On appeal from the Superior Court of New Jersey, Law Division, Civil Part, Mercer County, L-2716-04.
The opinion of the court was delivered by: Kestin, P.J.A.D.
NOT FOR PUBLICATION WITHOUT THE APPROVAL OF THE APPELLATE DIVISION
Submitted: February 7, 2006
Before Judges Kestin, Lefelt and Hoens.
The question posed in this matter involves the operational validity of petitions seeking the rejection by referendum, pursuant to N.J.S.A. 40:69A-185, of Ordinance 04-75 adopted by the Trenton City Council, establishing a table of organization for the police department. The litigation began with a declaratory judgment complaint filed by the Mayor and Council (collectively, plaintiffs), challenging a referendum petition that had been certified as complying with the requirements of N.J.S.A. 40:69A-185 and as a result of which the municipal clerk had ordered the question placed on the ballot. The Law Division held a portion of Ordinance 04-75 "not subject to the referendum provisions set forth in N.J.S.A. 40:69A-185[,]" and another portion of the same ordinance "subject to ratification by the voters as set forth in N.J.S.A. 40A:9-165." The committee of citizens that sponsored the petitions and a taxpayer member (collectively, the Committee) appeal from the first of these rulings. In addition to challenging the trial court's ruling, the Committee also argues that the ordinance is facially invalid.
The section of the ordinance the trial court held not subject to referendum, involving a new "table of organization" for Trenton's Police Department (Department), effectively eliminated the position of deputy chief of police, resulting in the layoff or demotion of three individuals; and restructured the ranks of the Department, allowing for a minimum and maximum number of available positions within those ranks, i.e., staffing ranges. The section of the ordinance the trial court held to be subject to referendum approval dealt with a salary increase for the position of Chief of Administrative Services.
We hold the trial court erred in its ruling that a portion of the ordinance is not subject to referendum. Accordingly, we reverse and remand for the entry of an order and judgment containing appropriate provisions for the scheduling of the required referendum.

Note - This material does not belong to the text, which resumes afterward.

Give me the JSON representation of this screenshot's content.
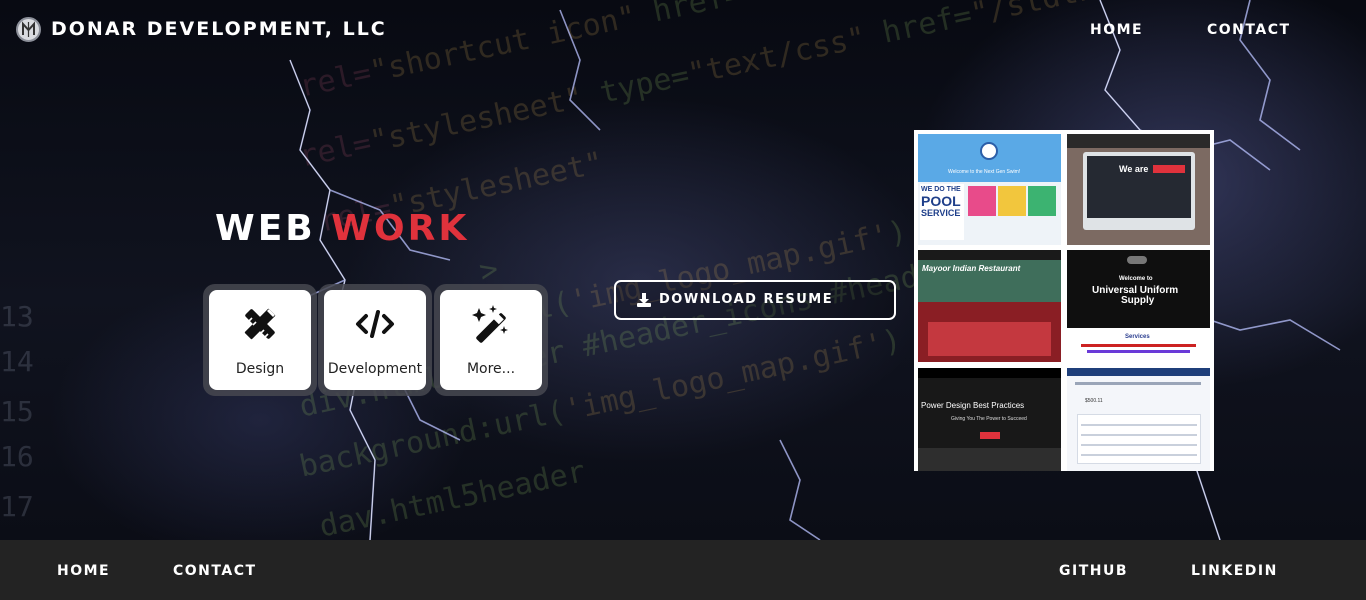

In order to establish the context of the questions before us, we briefly review the history of Trenton's police department ordinances. Before June 1999, subsection 2-9.2 of Trenton's ordinances established a Division of Police within the City's Department of Public Safety. In addition to the Chief of Police, there were to be three deputy chiefs, ten captains, twenty-five lieutenants, twenty-four sergeants, and other officers as needed. The Division of Police was to be organized according to a table of organization prescribed by the Chief of Police with the approval of the Director of Public Safety and the Mayor.
At a special election on June 22, 1999, the voters adopted ordinance 99-52 by referendum. That ordinance, inter alia, amended section 2-9 of the Revised General Ordinances (Public Safety), eliminating the Chief of Police position and the Department of Public Safety, and creating a separate police department with a civilian police director to be appointed by the mayor. Subsection 2-9.1 as amended established a police department with the Police Director at its head. Subsection 2-9.2 provided that the Police Director was responsible for the day-to-day operations of the police department with the authority to:
a. Organize the department according to such table of organization as (s)he shall deem necessary and appropriate;
b. Adopt and promulgate such policies as are necessary and appropriate for the divisions within the department;
c. Adopt and promulgate rules and regulations for the government of the divisions under his/her supervision and for the discipline of their members;
d. Prescribe the duties and assignments of all subordinates and other personnel; and
e. Adopt and promulgate standard operating procedures for the efficient operation of the department.
Ordinance 99-52 also provided that "[t]he current text of Section 2.9 (Public Safety) is hereby repealed, but nothing in this ordinance shall be deemed to impinge on the ability of the Mayor and the City Council to adopt any future ordinance giving new powers and duties not inconsistent with this ordinance." In 2003, subsections 2-9.1 and 2-9.2 were redesignated as Sections 2-56 and 2-57, respectively.
On January 29, 2004, the Police Director issued General Order 2004-03, which "set forth a proposed reorganizational plan for the City of Trenton Police Department and a table of organization that included the elimination of three deputy chief positions." In a letter dated March 24, 2004 to the State Department of Personnel, Trenton's Personnel Officer explained that the proposal to abolish the rank of deputy police chief and to lay off the three existing deputy police chiefs was necessary in order to "increase the efficiency of the Police Department" ...